*** Dataset records ***
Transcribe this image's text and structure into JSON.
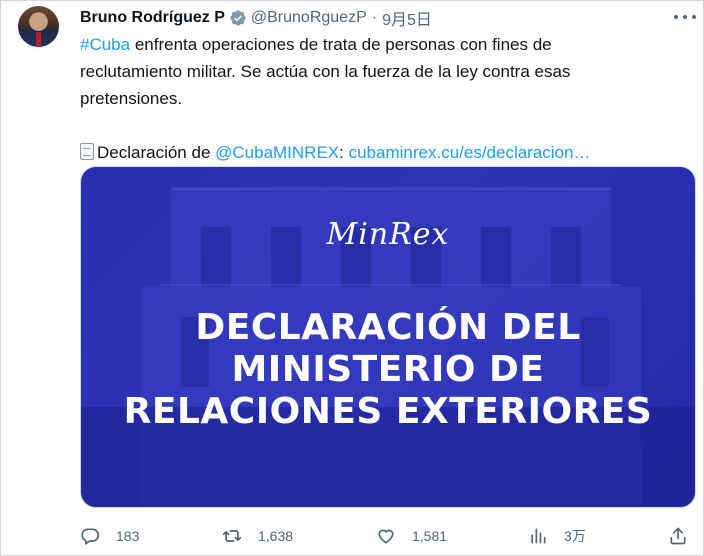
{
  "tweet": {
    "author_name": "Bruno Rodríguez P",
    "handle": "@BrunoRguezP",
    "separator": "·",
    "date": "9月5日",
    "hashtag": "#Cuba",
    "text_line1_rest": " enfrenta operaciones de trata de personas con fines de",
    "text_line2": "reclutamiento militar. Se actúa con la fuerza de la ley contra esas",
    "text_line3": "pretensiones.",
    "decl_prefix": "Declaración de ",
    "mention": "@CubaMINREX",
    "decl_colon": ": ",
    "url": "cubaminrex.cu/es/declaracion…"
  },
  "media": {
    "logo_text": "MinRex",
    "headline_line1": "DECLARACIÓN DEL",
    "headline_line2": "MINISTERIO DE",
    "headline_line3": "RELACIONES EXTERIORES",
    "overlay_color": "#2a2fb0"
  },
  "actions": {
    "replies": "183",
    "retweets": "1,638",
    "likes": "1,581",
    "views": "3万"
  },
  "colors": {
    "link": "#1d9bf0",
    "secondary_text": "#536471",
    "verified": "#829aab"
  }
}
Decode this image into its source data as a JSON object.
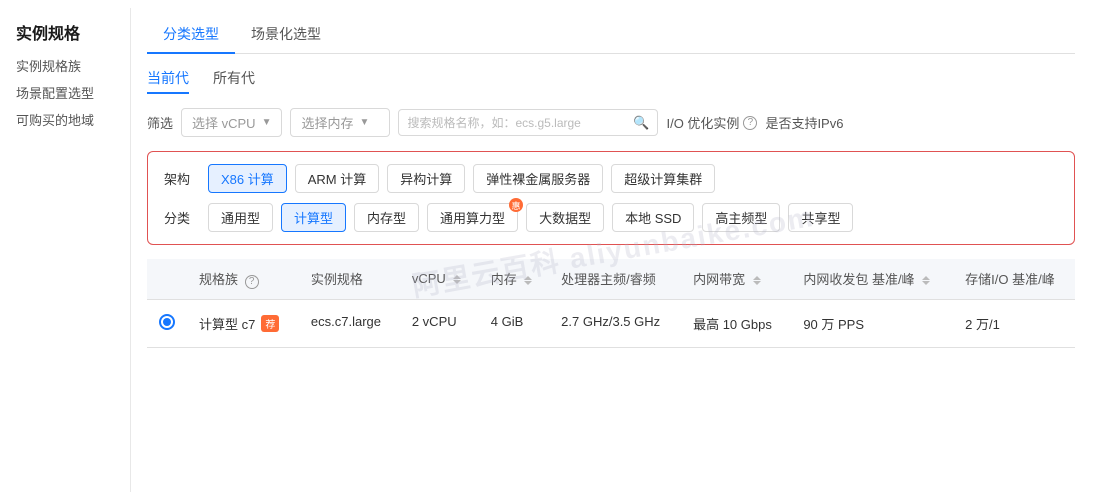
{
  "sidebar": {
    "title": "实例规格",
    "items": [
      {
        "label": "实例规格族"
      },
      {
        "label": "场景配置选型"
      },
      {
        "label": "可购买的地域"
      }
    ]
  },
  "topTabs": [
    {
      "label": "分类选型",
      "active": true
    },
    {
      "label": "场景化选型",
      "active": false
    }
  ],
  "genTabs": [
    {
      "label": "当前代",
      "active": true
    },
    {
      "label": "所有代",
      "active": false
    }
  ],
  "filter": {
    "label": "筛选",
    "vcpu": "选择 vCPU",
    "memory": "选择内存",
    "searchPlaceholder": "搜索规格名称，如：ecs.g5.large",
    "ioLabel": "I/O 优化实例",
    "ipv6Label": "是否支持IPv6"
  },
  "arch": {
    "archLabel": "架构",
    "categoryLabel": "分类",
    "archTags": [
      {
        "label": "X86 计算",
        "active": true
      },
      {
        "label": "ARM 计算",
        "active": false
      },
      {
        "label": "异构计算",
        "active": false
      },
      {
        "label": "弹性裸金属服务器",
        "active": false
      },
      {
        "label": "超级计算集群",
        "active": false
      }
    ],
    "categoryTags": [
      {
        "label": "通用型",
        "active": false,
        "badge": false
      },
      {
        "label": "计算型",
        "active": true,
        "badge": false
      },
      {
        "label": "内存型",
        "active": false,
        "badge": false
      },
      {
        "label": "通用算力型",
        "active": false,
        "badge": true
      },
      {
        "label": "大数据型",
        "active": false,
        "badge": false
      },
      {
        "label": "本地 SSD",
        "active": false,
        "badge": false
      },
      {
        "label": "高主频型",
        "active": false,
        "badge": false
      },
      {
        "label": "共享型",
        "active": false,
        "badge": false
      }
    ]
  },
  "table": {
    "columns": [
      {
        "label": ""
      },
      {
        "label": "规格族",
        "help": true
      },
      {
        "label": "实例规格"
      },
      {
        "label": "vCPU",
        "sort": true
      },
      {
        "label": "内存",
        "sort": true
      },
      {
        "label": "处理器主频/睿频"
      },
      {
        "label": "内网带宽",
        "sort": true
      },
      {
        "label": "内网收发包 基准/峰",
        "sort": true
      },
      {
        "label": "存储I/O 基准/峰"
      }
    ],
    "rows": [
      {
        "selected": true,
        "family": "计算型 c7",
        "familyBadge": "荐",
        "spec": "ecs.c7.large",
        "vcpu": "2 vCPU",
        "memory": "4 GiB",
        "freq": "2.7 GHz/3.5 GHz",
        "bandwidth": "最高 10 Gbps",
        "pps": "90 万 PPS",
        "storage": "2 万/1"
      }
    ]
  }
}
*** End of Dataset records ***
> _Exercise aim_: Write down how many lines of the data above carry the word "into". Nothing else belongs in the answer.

> _Expected answer_: 2